Maltin and Jonsson address the remains of fish from the town. Fish evidently played a major role in the local diet. The fish mainly comes from far out in the Atlantic, and must have been produced through large manufacturing operations, probably run by people from other countries. There is little use of local fish resources. The individual plots exhibit particular traits in terms of species and amounts of fish. In terms of method, the decision to make a systematic and intensive collection of bone materials was productive. Heimdahl and Vretemark address disease and health care, based on osteological remains from the cemetery and the archaeobotanical analysis of stomach contents. Among other things, they discover the use of herbal remedies to treat pain and illness in the last moments of life. Andreasson and Svensson address the cemetery material in terms of demography and identity. The osteological material from the cemetery, accumulated over several field seasons, consists of over 1000 individuals, which is a high percentage of the population considering the town's short duration . There is no evident spatial patterning in the distribution of the burials in terms of sex and age. However, there is a large variability in terms of the construction of the burial and in the ways the bodies have been handled. Only a few individuals were buried in coffins. The evidence demonstrates that a high percentage of the population suffered from severe diseases, and there is a high percentage of signs of violence, particularly on male skeletons.

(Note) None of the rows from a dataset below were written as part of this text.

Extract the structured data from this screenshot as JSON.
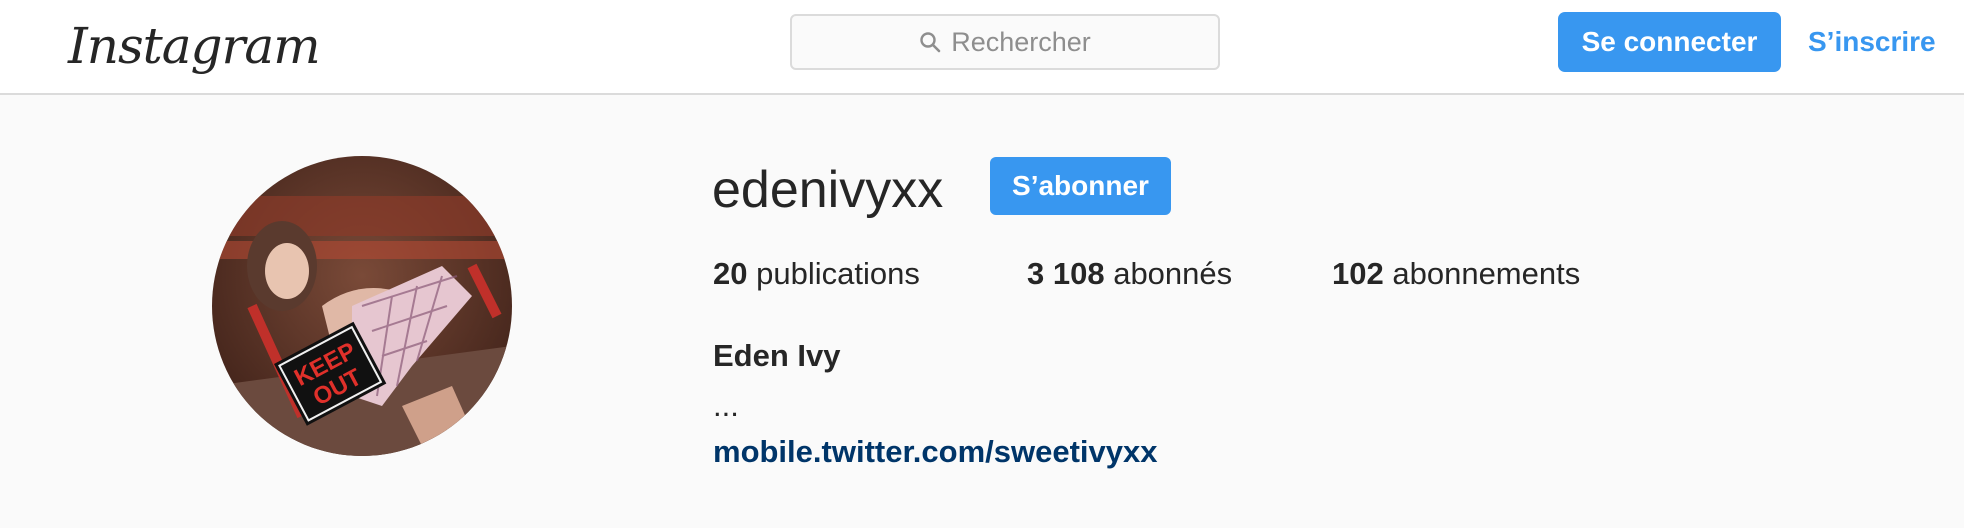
{
  "header": {
    "logo_text": "Instagram",
    "search_placeholder": "Rechercher",
    "login_label": "Se connecter",
    "signup_label": "S’inscrire"
  },
  "profile": {
    "username": "edenivyxx",
    "follow_label": "S’abonner",
    "stats": {
      "posts_count": "20",
      "posts_label": "publications",
      "followers_count": "3 108",
      "followers_label": "abonnés",
      "following_count": "102",
      "following_label": "abonnements"
    },
    "full_name": "Eden Ivy",
    "bio": "...",
    "link": "mobile.twitter.com/sweetivyxx",
    "avatar_sign_text": "KEEP OUT"
  },
  "colors": {
    "accent": "#3897f0",
    "link": "#003569",
    "text": "#262626",
    "muted": "#8e8e8e",
    "background": "#fafafa",
    "border": "#dbdbdb"
  },
  "icons": {
    "search": "search-icon",
    "avatar": "profile-photo"
  }
}
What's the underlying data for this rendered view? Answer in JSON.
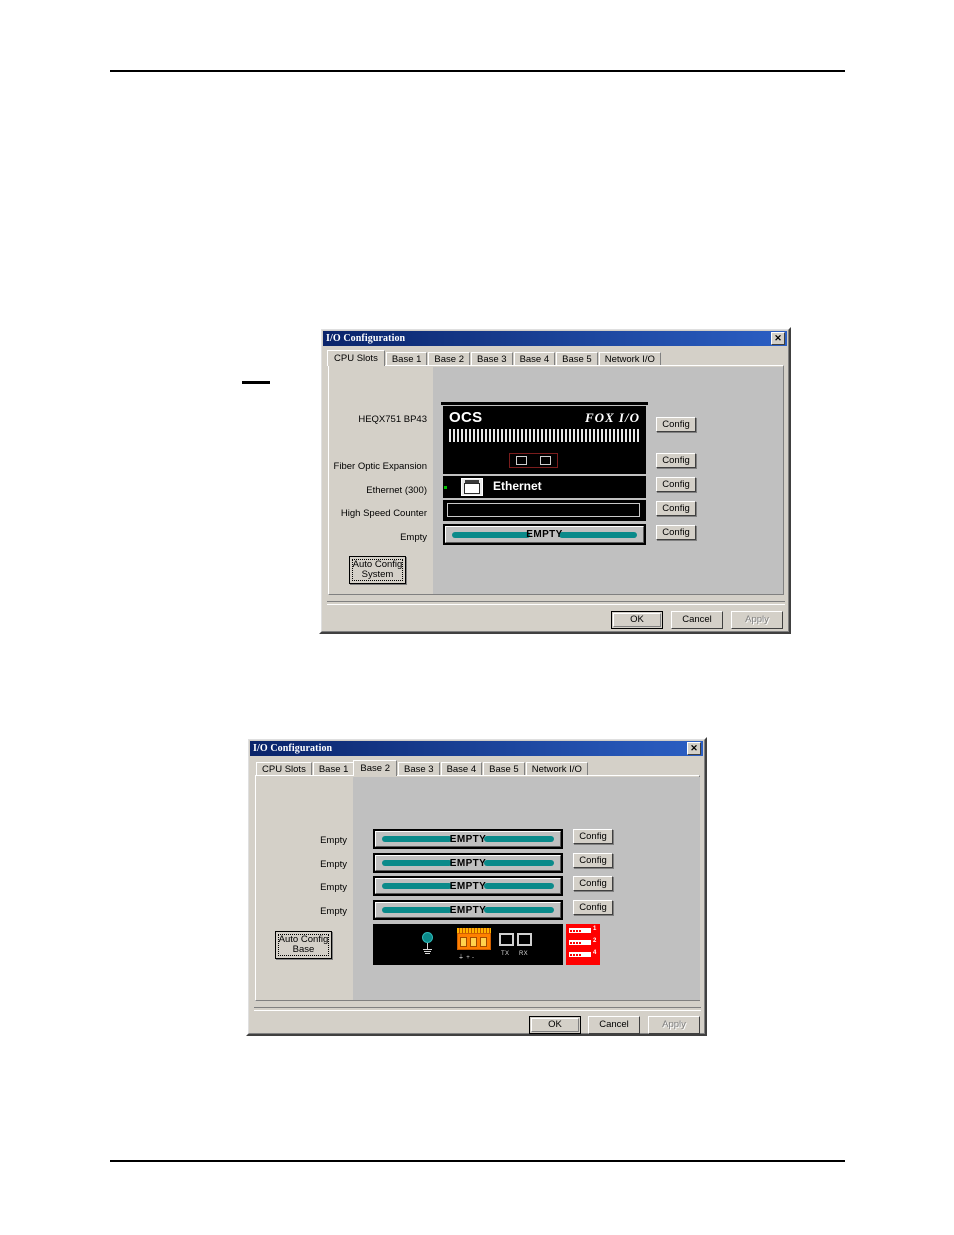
{
  "page": {
    "rules": {
      "top_visible": true,
      "bottom_visible": true
    },
    "leader_dash": "—"
  },
  "dialog1": {
    "title": "I/O Configuration",
    "close_label": "✕",
    "tabs": [
      {
        "label": "CPU Slots",
        "active": true
      },
      {
        "label": "Base 1",
        "active": false
      },
      {
        "label": "Base 2",
        "active": false
      },
      {
        "label": "Base 3",
        "active": false
      },
      {
        "label": "Base 4",
        "active": false
      },
      {
        "label": "Base 5",
        "active": false
      },
      {
        "label": "Network I/O",
        "active": false
      }
    ],
    "slots": [
      {
        "label": "HEQX751 BP43",
        "config_label": "Config",
        "module": "ocs-fox-io"
      },
      {
        "label": "Fiber Optic Expansion",
        "config_label": "Config",
        "module": "fiber-ports"
      },
      {
        "label": "Ethernet (300)",
        "config_label": "Config",
        "module": "ethernet"
      },
      {
        "label": "High Speed Counter",
        "config_label": "Config",
        "module": "hsc"
      },
      {
        "label": "Empty",
        "config_label": "Config",
        "module": "empty"
      }
    ],
    "module_text": {
      "ocs": "OCS",
      "fox_io": "FOX I/O",
      "ethernet": "Ethernet",
      "empty": "EMPTY"
    },
    "auto_config": "Auto Config\nSystem",
    "footer": {
      "ok": "OK",
      "cancel": "Cancel",
      "apply": "Apply"
    }
  },
  "dialog2": {
    "title": "I/O Configuration",
    "close_label": "✕",
    "tabs": [
      {
        "label": "CPU Slots",
        "active": false
      },
      {
        "label": "Base 1",
        "active": false
      },
      {
        "label": "Base 2",
        "active": true
      },
      {
        "label": "Base 3",
        "active": false
      },
      {
        "label": "Base 4",
        "active": false
      },
      {
        "label": "Base 5",
        "active": false
      },
      {
        "label": "Network I/O",
        "active": false
      }
    ],
    "slots": [
      {
        "label": "Empty",
        "config_label": "Config",
        "module_text": "EMPTY"
      },
      {
        "label": "Empty",
        "config_label": "Config",
        "module_text": "EMPTY"
      },
      {
        "label": "Empty",
        "config_label": "Config",
        "module_text": "EMPTY"
      },
      {
        "label": "Empty",
        "config_label": "Config",
        "module_text": "EMPTY"
      }
    ],
    "base_graphic": {
      "tx_label": "TX",
      "rx_label": "RX",
      "connector_numbers": [
        "1",
        "2",
        "4"
      ]
    },
    "auto_config": "Auto Config\nBase",
    "footer": {
      "ok": "OK",
      "cancel": "Cancel",
      "apply": "Apply"
    }
  },
  "colors": {
    "titlebar_start": "#0a246a",
    "titlebar_end": "#2b5fc4",
    "dialog_face": "#d4d0c8",
    "panel_gray": "#c0c0c0",
    "teal": "#0a8a8a",
    "red": "#ff0000",
    "orange": "#ff8000"
  }
}
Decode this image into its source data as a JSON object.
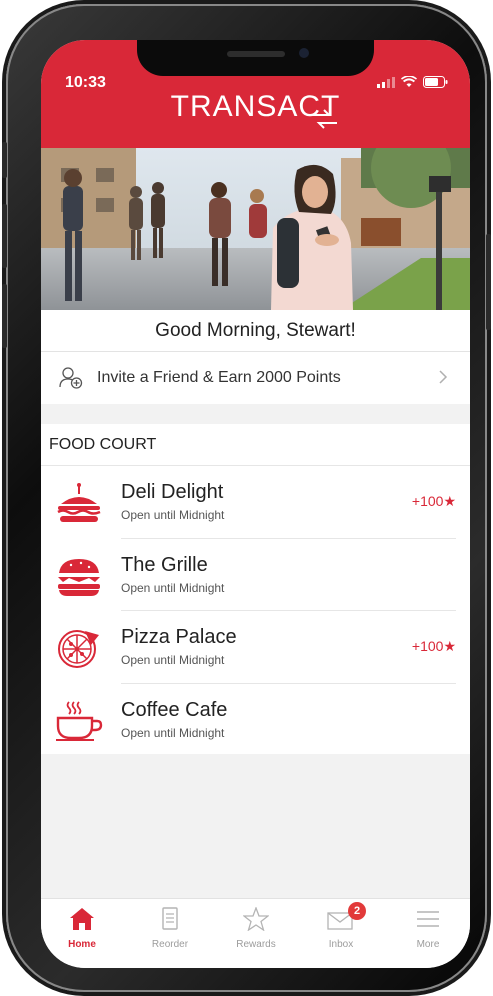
{
  "status_bar": {
    "time": "10:33"
  },
  "header": {
    "logo": "TRANSACT"
  },
  "greeting": "Good Morning, Stewart!",
  "invite": {
    "label": "Invite a Friend & Earn 2000 Points"
  },
  "food_court": {
    "title": "FOOD COURT",
    "items": [
      {
        "name": "Deli Delight",
        "hours": "Open until Midnight",
        "points": "+100",
        "icon": "sandwich-icon"
      },
      {
        "name": "The Grille",
        "hours": "Open until Midnight",
        "points": "",
        "icon": "burger-icon"
      },
      {
        "name": "Pizza Palace",
        "hours": "Open until Midnight",
        "points": "+100",
        "icon": "pizza-icon"
      },
      {
        "name": "Coffee Cafe",
        "hours": "Open until Midnight",
        "points": "",
        "icon": "coffee-icon"
      }
    ]
  },
  "tabs": [
    {
      "label": "Home",
      "icon": "home-icon",
      "active": true
    },
    {
      "label": "Reorder",
      "icon": "reorder-icon"
    },
    {
      "label": "Rewards",
      "icon": "star-icon"
    },
    {
      "label": "Inbox",
      "icon": "mail-icon",
      "badge": "2"
    },
    {
      "label": "More",
      "icon": "menu-icon"
    }
  ],
  "colors": {
    "brand_red": "#d92838",
    "background": "#f2f2f2"
  }
}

Hjertman, Naumann, Johansson, and Kjellin discuss war and violence at New Lödöse. The town was strategically situated in a conflicted region, and violence was an ever - present feature. In periods of armed attacks, large parts of the population fled and relocated to other towns. Different classes and social groups experienced war in different ways.
Combining a set of disciplines proved productive in the Nya Lödöse Project. Historical sources were revisited and scrutinized, and new archaeological evidence retrieved. Various specialists contributed with knowledge on digital field methodology, osteology, archaeobotany, and ICP analysis. The project questioned traditional assumptions and has initiated the creation of a new approach, and contributed to new visions of the site and the corresponding time period in the region in question. This volume is the first systematic attempt at summarizing the results, and the work will be continued on various lines, including specialized analysis and theoretical work.
The Nya Lödöse Project has produced a wealth of information of one particular location from the sixteenth century, a town of relatively short duration, a good time/space relation. The micro-study of this location will be of great interest for future comparison within the region, in the wider Nordic landscape, and beyond to the wider world.